National Academy of Sciences' Class of 1996 Sets New Record

Sets New Record A record-breaking number of women highlights this year's group of 60 scientists and engineers selected for membership in the National Academy of Sciences (NAS). The new members, elected during NAS's 133rd annual meeting in Washington, D.C., late last month, include 11 women. In addition, 15 foreign associates from eight countries were named (see accompanying story). All 75 will receive one of science's most prestigious honors when they are inducted into the academy at next ye

Thomas Durso
May 26, 1996

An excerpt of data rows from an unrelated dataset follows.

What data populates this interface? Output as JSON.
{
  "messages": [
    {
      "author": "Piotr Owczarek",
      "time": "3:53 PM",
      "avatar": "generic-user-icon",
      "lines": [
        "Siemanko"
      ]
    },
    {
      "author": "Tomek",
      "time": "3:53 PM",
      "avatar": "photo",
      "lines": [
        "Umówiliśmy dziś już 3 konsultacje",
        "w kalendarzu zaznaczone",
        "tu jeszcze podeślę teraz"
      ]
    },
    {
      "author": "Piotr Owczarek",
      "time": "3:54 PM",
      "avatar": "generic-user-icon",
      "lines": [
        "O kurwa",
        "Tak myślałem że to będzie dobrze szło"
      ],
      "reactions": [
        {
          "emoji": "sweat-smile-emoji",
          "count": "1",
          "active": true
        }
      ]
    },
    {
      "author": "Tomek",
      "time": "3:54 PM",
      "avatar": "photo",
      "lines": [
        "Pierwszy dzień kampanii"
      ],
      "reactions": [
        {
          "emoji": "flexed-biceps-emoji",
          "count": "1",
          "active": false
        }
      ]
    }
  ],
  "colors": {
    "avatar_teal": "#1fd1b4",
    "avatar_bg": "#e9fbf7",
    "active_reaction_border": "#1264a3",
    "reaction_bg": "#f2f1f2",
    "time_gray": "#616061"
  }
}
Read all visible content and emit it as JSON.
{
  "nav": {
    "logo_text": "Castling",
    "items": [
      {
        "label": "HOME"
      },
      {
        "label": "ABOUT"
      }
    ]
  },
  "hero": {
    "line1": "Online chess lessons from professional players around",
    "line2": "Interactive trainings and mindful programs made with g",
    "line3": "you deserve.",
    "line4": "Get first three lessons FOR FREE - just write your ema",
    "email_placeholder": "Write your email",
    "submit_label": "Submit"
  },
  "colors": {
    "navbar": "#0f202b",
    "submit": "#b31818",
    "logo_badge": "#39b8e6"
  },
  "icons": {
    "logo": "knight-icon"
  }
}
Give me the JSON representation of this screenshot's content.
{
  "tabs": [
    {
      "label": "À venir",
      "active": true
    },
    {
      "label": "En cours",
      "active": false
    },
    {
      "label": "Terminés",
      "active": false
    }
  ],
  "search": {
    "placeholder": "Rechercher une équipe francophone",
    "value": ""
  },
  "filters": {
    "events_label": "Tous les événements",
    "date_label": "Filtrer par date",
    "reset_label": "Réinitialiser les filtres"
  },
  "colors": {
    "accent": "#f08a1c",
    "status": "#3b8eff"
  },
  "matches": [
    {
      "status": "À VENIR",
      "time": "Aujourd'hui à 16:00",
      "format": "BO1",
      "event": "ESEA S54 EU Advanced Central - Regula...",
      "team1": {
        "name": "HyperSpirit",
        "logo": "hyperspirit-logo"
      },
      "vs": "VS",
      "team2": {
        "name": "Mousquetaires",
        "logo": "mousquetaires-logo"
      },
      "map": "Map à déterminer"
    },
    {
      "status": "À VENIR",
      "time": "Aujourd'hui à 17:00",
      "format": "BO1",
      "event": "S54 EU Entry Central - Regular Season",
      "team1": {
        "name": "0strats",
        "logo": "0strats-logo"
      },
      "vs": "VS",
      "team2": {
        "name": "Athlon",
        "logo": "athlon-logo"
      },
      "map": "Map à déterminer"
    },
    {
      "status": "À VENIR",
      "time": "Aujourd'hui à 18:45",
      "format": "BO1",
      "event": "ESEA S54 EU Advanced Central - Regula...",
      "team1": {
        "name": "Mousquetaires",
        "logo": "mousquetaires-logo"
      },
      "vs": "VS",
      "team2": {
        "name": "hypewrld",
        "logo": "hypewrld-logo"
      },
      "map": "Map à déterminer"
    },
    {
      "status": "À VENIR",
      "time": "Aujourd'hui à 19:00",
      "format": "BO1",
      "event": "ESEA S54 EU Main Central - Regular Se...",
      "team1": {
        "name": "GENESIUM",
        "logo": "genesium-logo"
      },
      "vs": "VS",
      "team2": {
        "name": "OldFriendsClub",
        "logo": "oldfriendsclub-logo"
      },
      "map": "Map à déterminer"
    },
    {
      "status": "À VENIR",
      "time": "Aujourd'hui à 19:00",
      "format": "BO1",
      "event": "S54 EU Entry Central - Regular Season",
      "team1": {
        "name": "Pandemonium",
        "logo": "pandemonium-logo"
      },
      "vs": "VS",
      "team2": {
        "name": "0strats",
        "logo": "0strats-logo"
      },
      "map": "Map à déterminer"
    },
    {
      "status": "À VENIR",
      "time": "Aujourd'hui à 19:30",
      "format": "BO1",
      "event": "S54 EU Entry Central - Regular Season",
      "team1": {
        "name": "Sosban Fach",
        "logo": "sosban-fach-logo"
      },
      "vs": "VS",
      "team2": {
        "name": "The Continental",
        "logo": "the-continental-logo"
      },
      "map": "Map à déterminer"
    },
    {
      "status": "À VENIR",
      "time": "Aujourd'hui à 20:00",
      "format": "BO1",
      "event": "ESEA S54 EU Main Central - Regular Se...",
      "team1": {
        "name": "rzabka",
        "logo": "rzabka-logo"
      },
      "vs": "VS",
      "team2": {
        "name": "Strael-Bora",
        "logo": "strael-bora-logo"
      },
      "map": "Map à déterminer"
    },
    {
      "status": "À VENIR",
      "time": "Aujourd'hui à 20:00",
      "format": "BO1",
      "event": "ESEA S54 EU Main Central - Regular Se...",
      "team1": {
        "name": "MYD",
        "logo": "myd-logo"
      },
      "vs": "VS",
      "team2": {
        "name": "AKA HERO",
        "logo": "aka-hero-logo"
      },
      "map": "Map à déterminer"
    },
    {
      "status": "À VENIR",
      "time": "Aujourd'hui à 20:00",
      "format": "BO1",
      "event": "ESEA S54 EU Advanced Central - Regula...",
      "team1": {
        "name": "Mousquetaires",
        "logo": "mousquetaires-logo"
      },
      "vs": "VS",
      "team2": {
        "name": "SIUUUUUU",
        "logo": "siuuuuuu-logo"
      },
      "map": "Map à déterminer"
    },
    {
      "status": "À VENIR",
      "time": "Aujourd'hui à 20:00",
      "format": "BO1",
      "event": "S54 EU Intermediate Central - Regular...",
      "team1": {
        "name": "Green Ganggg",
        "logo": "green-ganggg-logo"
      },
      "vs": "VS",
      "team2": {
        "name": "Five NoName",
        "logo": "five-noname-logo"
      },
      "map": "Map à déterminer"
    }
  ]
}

Sets New Record A record-breaking number of women highlights this year's group of 60 scientists and engineers selected for membership in the National Academy of Sciences (NAS). The new members, elected during NAS's 133rd annual meeting in Washington, D.C., late last month, include 11 women.

In addition, 15 foreign associates from eight countries were named (see accompanying story).

All 75 will receive one of science's most prestigious honors when they are inducted into the academy at next year's annual meeting. Members elected last year (K.Y. Kreeger, The Scientist, May 29,1995, page 3) were inducted at this year's meeting.

NAS's NEW FOREIGN ASSOCIATES
Joining the 60 new National Academy of Sciences (NAS) members elected late last month are 15 new foreign associates-nonvoting members with citizenship outside the United States. Their selection at this year's annual meeting of the academy raises the total of foreign associates to 308.

According to...